Without further ado, I present to you Moritaka Chisato – “Kono Machi”
I honestly find this performance to be really fascinating. On one hand, you can see how much idols have changed since the late 1980’s/early 1990’s and frankly how similar they are as well.
The first thing that stands out to me is her costume. There’s no doubt that it was inspired by “magical girl” sailor uniforms, and it personally gives me a very Sailor Mars-esque vibe (I think this is primarily from her similar hairstyle and the predominant red tones). There is one part of this costume though, that I don’t believe I’ve ever seen worn by a modern idol: sheer nylons. It’s odd, but I really can’t remember any costume from the more recent live performances I’ve seen where the girls wear nylons. It’s possible that there have been a few, but they certainly aren’t commonplace.
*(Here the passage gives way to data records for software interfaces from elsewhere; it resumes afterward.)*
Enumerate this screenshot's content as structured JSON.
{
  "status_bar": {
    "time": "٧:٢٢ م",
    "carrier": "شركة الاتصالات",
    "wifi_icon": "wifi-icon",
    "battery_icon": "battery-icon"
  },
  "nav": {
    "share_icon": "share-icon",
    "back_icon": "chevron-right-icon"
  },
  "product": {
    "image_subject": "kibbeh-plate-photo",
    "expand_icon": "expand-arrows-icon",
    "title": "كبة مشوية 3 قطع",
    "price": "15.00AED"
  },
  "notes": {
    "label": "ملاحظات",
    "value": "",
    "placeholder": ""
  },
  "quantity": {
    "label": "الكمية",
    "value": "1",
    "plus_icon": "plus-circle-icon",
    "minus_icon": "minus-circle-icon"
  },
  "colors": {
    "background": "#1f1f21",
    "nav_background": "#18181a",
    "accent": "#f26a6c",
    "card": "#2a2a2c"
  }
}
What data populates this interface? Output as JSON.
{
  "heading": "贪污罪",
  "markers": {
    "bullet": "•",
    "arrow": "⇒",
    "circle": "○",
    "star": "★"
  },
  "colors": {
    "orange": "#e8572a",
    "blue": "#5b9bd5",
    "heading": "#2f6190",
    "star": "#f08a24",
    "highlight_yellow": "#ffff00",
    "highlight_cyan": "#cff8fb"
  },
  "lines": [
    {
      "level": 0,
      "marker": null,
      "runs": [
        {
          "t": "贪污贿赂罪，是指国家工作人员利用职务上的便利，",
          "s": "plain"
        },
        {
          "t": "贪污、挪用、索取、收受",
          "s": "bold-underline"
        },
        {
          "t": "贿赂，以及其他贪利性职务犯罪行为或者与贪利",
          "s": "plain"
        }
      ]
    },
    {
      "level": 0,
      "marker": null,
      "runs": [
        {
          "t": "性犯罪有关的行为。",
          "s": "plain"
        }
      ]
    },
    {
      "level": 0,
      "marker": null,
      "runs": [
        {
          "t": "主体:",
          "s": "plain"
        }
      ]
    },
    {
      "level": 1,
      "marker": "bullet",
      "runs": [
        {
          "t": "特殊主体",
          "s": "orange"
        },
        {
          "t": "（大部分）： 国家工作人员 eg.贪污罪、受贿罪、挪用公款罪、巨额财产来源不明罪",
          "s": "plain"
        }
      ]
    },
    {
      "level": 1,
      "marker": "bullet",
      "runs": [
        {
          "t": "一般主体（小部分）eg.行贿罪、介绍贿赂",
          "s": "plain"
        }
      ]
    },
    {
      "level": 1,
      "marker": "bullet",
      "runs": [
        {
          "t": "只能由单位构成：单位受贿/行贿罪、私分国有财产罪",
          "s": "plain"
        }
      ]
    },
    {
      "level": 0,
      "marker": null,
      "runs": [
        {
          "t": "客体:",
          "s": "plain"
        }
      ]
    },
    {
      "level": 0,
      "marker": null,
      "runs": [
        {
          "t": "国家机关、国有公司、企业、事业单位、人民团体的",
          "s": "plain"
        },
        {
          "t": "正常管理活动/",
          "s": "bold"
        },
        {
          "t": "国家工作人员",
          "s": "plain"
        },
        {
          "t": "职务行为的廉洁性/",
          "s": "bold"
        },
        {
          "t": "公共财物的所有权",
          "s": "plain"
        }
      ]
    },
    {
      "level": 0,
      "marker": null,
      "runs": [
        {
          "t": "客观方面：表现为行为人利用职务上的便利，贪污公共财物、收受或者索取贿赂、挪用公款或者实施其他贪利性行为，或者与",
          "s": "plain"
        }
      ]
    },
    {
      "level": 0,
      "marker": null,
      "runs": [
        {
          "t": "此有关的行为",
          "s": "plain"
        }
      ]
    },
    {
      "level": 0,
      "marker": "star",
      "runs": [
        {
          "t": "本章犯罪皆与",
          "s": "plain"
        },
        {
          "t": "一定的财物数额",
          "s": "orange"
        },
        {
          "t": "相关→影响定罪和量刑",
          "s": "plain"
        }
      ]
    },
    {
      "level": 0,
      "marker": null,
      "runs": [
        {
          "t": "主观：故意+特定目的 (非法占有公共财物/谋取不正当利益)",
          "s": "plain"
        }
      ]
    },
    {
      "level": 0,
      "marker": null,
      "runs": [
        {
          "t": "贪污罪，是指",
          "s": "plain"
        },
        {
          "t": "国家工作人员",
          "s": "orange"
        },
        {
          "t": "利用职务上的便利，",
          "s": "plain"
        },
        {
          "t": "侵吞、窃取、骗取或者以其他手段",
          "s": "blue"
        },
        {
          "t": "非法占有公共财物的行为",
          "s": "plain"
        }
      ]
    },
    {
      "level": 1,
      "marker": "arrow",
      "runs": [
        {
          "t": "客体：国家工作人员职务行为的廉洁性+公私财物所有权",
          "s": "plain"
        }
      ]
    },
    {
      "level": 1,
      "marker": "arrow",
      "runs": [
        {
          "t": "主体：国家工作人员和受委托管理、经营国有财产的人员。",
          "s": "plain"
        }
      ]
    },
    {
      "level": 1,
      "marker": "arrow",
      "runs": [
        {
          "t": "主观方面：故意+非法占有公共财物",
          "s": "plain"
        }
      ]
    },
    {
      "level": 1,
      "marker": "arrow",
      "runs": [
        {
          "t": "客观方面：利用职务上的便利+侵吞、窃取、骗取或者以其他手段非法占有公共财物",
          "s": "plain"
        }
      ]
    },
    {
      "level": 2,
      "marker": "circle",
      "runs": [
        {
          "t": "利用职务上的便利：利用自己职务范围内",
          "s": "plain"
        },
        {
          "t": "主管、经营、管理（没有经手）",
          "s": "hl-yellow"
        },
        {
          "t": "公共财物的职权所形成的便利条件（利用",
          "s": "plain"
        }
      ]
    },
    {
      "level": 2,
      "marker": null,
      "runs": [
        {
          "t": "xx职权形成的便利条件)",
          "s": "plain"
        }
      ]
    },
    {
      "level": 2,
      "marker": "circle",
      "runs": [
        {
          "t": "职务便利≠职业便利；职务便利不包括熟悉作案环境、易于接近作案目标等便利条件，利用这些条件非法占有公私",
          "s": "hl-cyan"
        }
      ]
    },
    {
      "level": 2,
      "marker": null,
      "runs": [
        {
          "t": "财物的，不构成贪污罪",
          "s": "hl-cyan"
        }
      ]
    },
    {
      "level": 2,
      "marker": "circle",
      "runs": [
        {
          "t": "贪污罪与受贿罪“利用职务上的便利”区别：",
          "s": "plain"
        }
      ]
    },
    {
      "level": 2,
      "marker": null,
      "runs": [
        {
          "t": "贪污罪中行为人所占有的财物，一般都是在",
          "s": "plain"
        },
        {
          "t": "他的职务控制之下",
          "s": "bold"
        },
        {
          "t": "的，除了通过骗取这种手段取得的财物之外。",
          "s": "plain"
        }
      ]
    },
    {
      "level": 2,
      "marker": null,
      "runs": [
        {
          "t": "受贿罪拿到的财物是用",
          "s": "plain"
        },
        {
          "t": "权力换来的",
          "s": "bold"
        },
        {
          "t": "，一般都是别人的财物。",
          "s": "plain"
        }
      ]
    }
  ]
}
Another neat thing you can see is that she is accompanied by a live band. This too is a bit of a rarity for modern idols. Matsuura Aya has performed with a live band on multiple occasions, such as her Aya The Witch Tour, but she only started doing this quite recently, arguably after she stopped trying to be an idol.
Another aspect of this performance that one can still see in modern idols is her para para dance style. Para para dancing is characterized primarily by the usage of arm movements with basic to no lower body involvement. For a solo idol this style is obviously beneficial in that it induces significantly less physical strain compared to traditional dancing that one would see in more Western music. For a modern equivalent one need look no farther than Morning Musume’s “SEXY BOY ~Soyokaze ni Yorisotte~,” which while significantly more intricate a dance than what Moritaka performs, is still obviously an example of para para.
The greatest difference that I can tell between this nearly twenty year old performance and a more modern one has nothing to do with the idols on stage but with the crowd. The odd thing to me, is that Moritaka’s crowd is absolutely quiet. Now, we know it’s not due to them being edited out in post production, as you can here them roar slightly when she engages them at the 3:09 mark. As a H!P fan I’m thoroughly used to hearing loud, raging crowds screaming out their wotegei calls. For an example, take a look at Morning Musume’s performance of “Mikan” from Summer of 2008 Wonderful Hearts tour. Certainly a huge difference. This raises an interesting question though, when did wotegei start exactly? It’s certainly possible that other fans of other idols at the time practiced wotegei, but hers did not, but I would find this a little hard to fathom. Certainly something to look into. 😀
And what about the song itself? I think it’s rather enjoyable and quite cute. I really like the synth percussion beat they sprinkle here and there in the song, which is undoubtedly characteristic of it’s era and adds a bit to its overall charm. Another interesting fact was that this song, and the vast majority of her other songs as well, were all written by Moritaka herself. Now, I obviously cannot vouch for how insightful her lyrics are, but this is still quite the accomplishment, and something I would certainly like to see return again for many of today’s modern idols, even if just for a special fan club event or what have you.
As a final note, if you look closely at the 3:50 mark you can see her open her eyes very, very wide (I honestly tried to cap this, but I don’t think it can be done in an even remotely flattering way). This may seem like a really silly thing to point out, but I noticed that she displayed this very same quirk in several of her other performances and PV’s as well. Something neat to keep an eye out for if you plan to look into her other material at all.
I hope you guys enjoyed this post, I certainly had fun writing it. I wouldn’t mind sprinkling a few more of these looks at past idols in between my future updates, so if that sounds like something you guys would like to see again let me know in the comments section!